The Boston Globe ran another installment in its “Getting In” series about the Boston Public Schools’ lottery, this time concentrating on two families: one whose child didn’t get into the school across the street, and one who didn’t want their children to go to the school across the street. Meet these two families in “An early education in the meaning of ‘no’.”
The Eliot, a City Connects school in Boston’s North End, plays a prominent role in the story–watch the video for a cameo by Eliot principal Traci Walker Griffith!
The report analyzed the 2009 Massachusetts Youth Risk Behavior Survey, an anonymous survey given to randomly chosen schools every two years. In 2009, the first year that bullying was included in the questionnaire, 138 public middle schools and high schools participated in the survey.
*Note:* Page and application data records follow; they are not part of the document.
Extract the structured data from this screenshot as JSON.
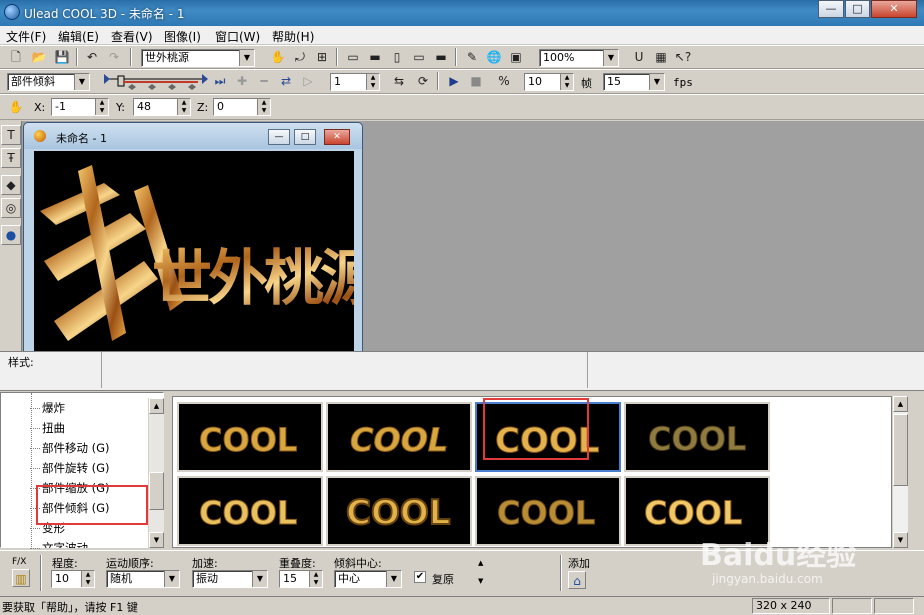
{
  "window": {
    "title": "Ulead COOL 3D - 未命名 - 1"
  },
  "menu": [
    "文件(F)",
    "编辑(E)",
    "查看(V)",
    "图像(I)",
    "窗口(W)",
    "帮助(H)"
  ],
  "toolbar1": {
    "text_value": "世外桃源",
    "zoom": "100%"
  },
  "toolbar2": {
    "effect": "部件倾斜",
    "frame": "1",
    "frames": "10",
    "frame_label": "帧",
    "fps_value": "15",
    "fps_label": "fps"
  },
  "toolbar3": {
    "x_label": "X:",
    "x": "-1",
    "y_label": "Y:",
    "y": "48",
    "z_label": "Z:",
    "z": "0"
  },
  "document": {
    "title": "未命名 - 1",
    "text": "世外桃源"
  },
  "style_panel": {
    "label": "样式:"
  },
  "tree": {
    "items": [
      "爆炸",
      "扭曲",
      "部件移动 (G)",
      "部件旋转 (G)",
      "部件缩放 (G)",
      "部件倾斜 (G)",
      "变形",
      "文字波动"
    ]
  },
  "gallery": {
    "thumbnails": [
      "COOL",
      "COOL",
      "COOL",
      "COOL",
      "COOL",
      "COOL",
      "COOL",
      "COOL"
    ]
  },
  "params": {
    "fx_label": "F/X",
    "degree_label": "程度:",
    "degree": "10",
    "order_label": "运动顺序:",
    "order": "随机",
    "accel_label": "加速:",
    "accel": "振动",
    "overlap_label": "重叠度:",
    "overlap": "15",
    "center_label": "倾斜中心:",
    "center": "中心",
    "restore_label": "复原",
    "add_label": "添加"
  },
  "status": {
    "help": "要获取「帮助」，请按 F1 键",
    "size": "320 x 240"
  },
  "watermark": {
    "brand": "Baidu经验",
    "url": "jingyan.baidu.com"
  },
  "colors": {
    "highlight": "#e03a3a",
    "gold": "#d8a640",
    "titlebar": "#2f78b4"
  }
}
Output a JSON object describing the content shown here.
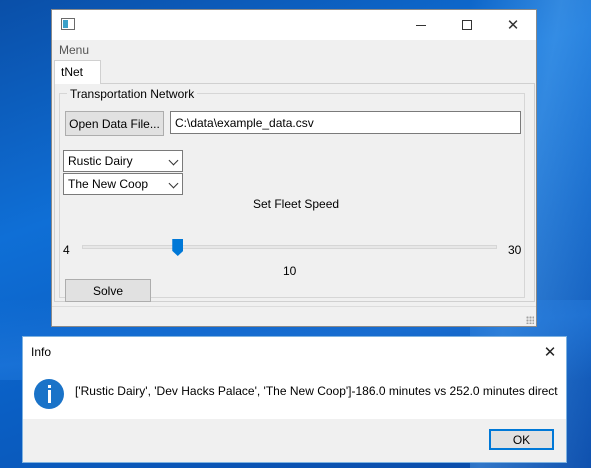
{
  "main_window": {
    "title": "",
    "menu": [
      "Menu"
    ],
    "tabs": [
      {
        "label": "tNet",
        "active": true
      }
    ],
    "group": {
      "title": "Transportation Network",
      "open_button_label": "Open Data File...",
      "file_path": "C:\\data\\example_data.csv",
      "origin_select": {
        "selected": "Rustic Dairy"
      },
      "destination_select": {
        "selected": "The New Coop"
      },
      "fleet_speed": {
        "label": "Set Fleet Speed",
        "min_label": "4",
        "max_label": "30",
        "min": 4,
        "max": 30,
        "value": 10,
        "value_label": "10"
      },
      "solve_button_label": "Solve"
    }
  },
  "dialog": {
    "title": "Info",
    "icon": "info-icon",
    "message": "['Rustic Dairy', 'Dev Hacks Palace', 'The New Coop']-186.0 minutes vs 252.0 minutes direct",
    "ok_label": "OK"
  },
  "colors": {
    "accent": "#0078d7",
    "info_icon": "#1a73c8",
    "window_bg": "#f0f0f0",
    "desktop": "#0f6fd6"
  }
}
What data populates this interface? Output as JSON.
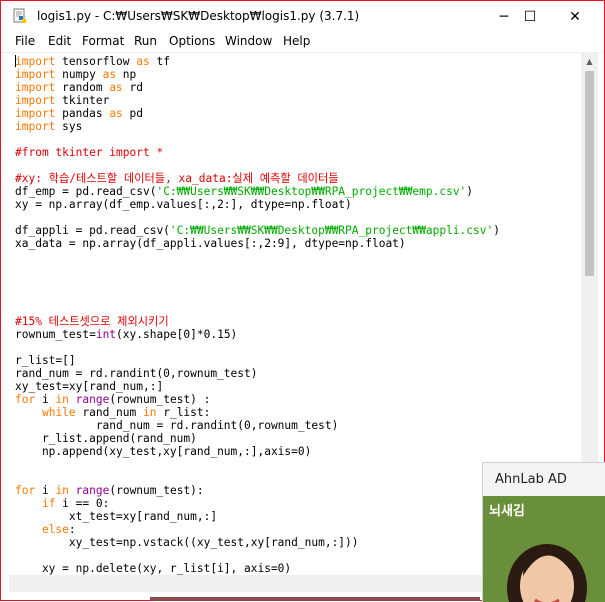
{
  "window": {
    "title": "logis1.py - C:₩Users₩SK₩Desktop₩logis1.py (3.7.1)",
    "controls": {
      "minimize": "─",
      "maximize": "☐",
      "close": "✕"
    }
  },
  "menu": [
    "File",
    "Edit",
    "Format",
    "Run",
    "Options",
    "Window",
    "Help"
  ],
  "code": [
    [
      [
        "kw",
        "import"
      ],
      [
        "t",
        " tensorflow "
      ],
      [
        "kw",
        "as"
      ],
      [
        "t",
        " tf"
      ]
    ],
    [
      [
        "kw",
        "import"
      ],
      [
        "t",
        " numpy "
      ],
      [
        "kw",
        "as"
      ],
      [
        "t",
        " np"
      ]
    ],
    [
      [
        "kw",
        "import"
      ],
      [
        "t",
        " random "
      ],
      [
        "kw",
        "as"
      ],
      [
        "t",
        " rd"
      ]
    ],
    [
      [
        "kw",
        "import"
      ],
      [
        "t",
        " tkinter"
      ]
    ],
    [
      [
        "kw",
        "import"
      ],
      [
        "t",
        " pandas "
      ],
      [
        "kw",
        "as"
      ],
      [
        "t",
        " pd"
      ]
    ],
    [
      [
        "kw",
        "import"
      ],
      [
        "t",
        " sys"
      ]
    ],
    [],
    [
      [
        "cm",
        "#from tkinter import *"
      ]
    ],
    [],
    [
      [
        "cm",
        "#xy: 학습/테스트할 데이터들, xa_data:실제 예측할 데이터들"
      ]
    ],
    [
      [
        "t",
        "df_emp = pd.read_csv("
      ],
      [
        "st",
        "'C:₩₩Users₩₩SK₩₩Desktop₩₩RPA_project₩₩emp.csv'"
      ],
      [
        "t",
        ")"
      ]
    ],
    [
      [
        "t",
        "xy = np.array(df_emp.values[:,2:], dtype=np.float)"
      ]
    ],
    [],
    [
      [
        "t",
        "df_appli = pd.read_csv("
      ],
      [
        "st",
        "'C:₩₩Users₩₩SK₩₩Desktop₩₩RPA_project₩₩appli.csv'"
      ],
      [
        "t",
        ")"
      ]
    ],
    [
      [
        "t",
        "xa_data = np.array(df_appli.values[:,2:9], dtype=np.float)"
      ]
    ],
    [],
    [],
    [],
    [],
    [],
    [
      [
        "cm",
        "#15% 테스트셋으로 제외시키기"
      ]
    ],
    [
      [
        "t",
        "rownum_test="
      ],
      [
        "bi",
        "int"
      ],
      [
        "t",
        "(xy.shape[0]*0.15)"
      ]
    ],
    [],
    [
      [
        "t",
        "r_list=[]"
      ]
    ],
    [
      [
        "t",
        "rand_num = rd.randint(0,rownum_test)"
      ]
    ],
    [
      [
        "t",
        "xy_test=xy[rand_num,:]"
      ]
    ],
    [
      [
        "kw",
        "for"
      ],
      [
        "t",
        " i "
      ],
      [
        "kw",
        "in"
      ],
      [
        "t",
        " "
      ],
      [
        "bi",
        "range"
      ],
      [
        "t",
        "(rownum_test) :"
      ]
    ],
    [
      [
        "t",
        "    "
      ],
      [
        "kw",
        "while"
      ],
      [
        "t",
        " rand_num "
      ],
      [
        "kw",
        "in"
      ],
      [
        "t",
        " r_list:"
      ]
    ],
    [
      [
        "t",
        "            rand_num = rd.randint(0,rownum_test)"
      ]
    ],
    [
      [
        "t",
        "    r_list.append(rand_num)"
      ]
    ],
    [
      [
        "t",
        "    np.append(xy_test,xy[rand_num,:],axis=0)"
      ]
    ],
    [],
    [],
    [
      [
        "kw",
        "for"
      ],
      [
        "t",
        " i "
      ],
      [
        "kw",
        "in"
      ],
      [
        "t",
        " "
      ],
      [
        "bi",
        "range"
      ],
      [
        "t",
        "(rownum_test):"
      ]
    ],
    [
      [
        "t",
        "    "
      ],
      [
        "kw",
        "if"
      ],
      [
        "t",
        " i == 0:"
      ]
    ],
    [
      [
        "t",
        "        xt_test=xy[rand_num,:]"
      ]
    ],
    [
      [
        "t",
        "    "
      ],
      [
        "kw",
        "else"
      ],
      [
        "t",
        ":"
      ]
    ],
    [
      [
        "t",
        "        xy_test=np.vstack((xy_test,xy[rand_num,:]))"
      ]
    ],
    [],
    [
      [
        "t",
        "    xy = np.delete(xy, r_list[i], axis=0)"
      ]
    ]
  ],
  "ad": {
    "title": "AhnLab AD",
    "image_text": "뇌새김"
  },
  "colors": {
    "keyword": "#ff7700",
    "builtin": "#900090",
    "string": "#00aa00",
    "comment": "#dd0000",
    "window_border": "#e81123"
  }
}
The results show a striking correlation between family violence and bullying. Compared with students who were neither bullies nor bullying victims, both middle and high school bully-victims reported much higher instances of being physically hurt by a family member (23.2% versus 5.1% for middle school; 20.4% versus 4.7% for high school) or witnessing violence in their family (22.8% versus 6.6% for middle school; 30.6% versus 7.2% for high school).
Key findings from the report include:
More middle school students (26.8%) than high school students (15.6%) were categorized as victims of bullying, with a greater percentage of males (9.9% for middle school and 12.1% for high school) than females (5% for middle school and 4.8% for high school) categorized as bullies.
Compared with students who were neither bullies nor bullying victims, both middle and high school bully-victims were more than three times as likely to report seriously considering suicide (24.9% versus 4.5% for middle school; 22.5% versus 6.2% for high school) or intentionally injuring themselves (40.9% versus 8.4% for middle school; 28.5% versus 8.6% for high school).
Sizable percentages of both bullies and bully-victims acknowledged recent use of alcohol (32.7% and 22.7%, respectively, for middle school students; 63.2% and 56.3%, respectively, for high school) and recent use of drugs (32.0% and 19.9%, respectively, for middle school; 47.2% and 41.0%, respectively, for high school).
The Boston Globe has published the second article in its “Getting In” series about the Boston Public Schools’ lottery, “Relief, dismay, even guilt greet student placements.” In this installment, parents learn of their child’s school placement. Some parents were thrilled, while others weren’t so lucky in getting their first choice.
The series follows 13 families through the Boston Public Schools’ lottery for school assignment. The first article, “Taking a Chance, Making a Choice,” introduced a South End family who is considering moving to the suburbs if the lottery doesn’t work out in their favor.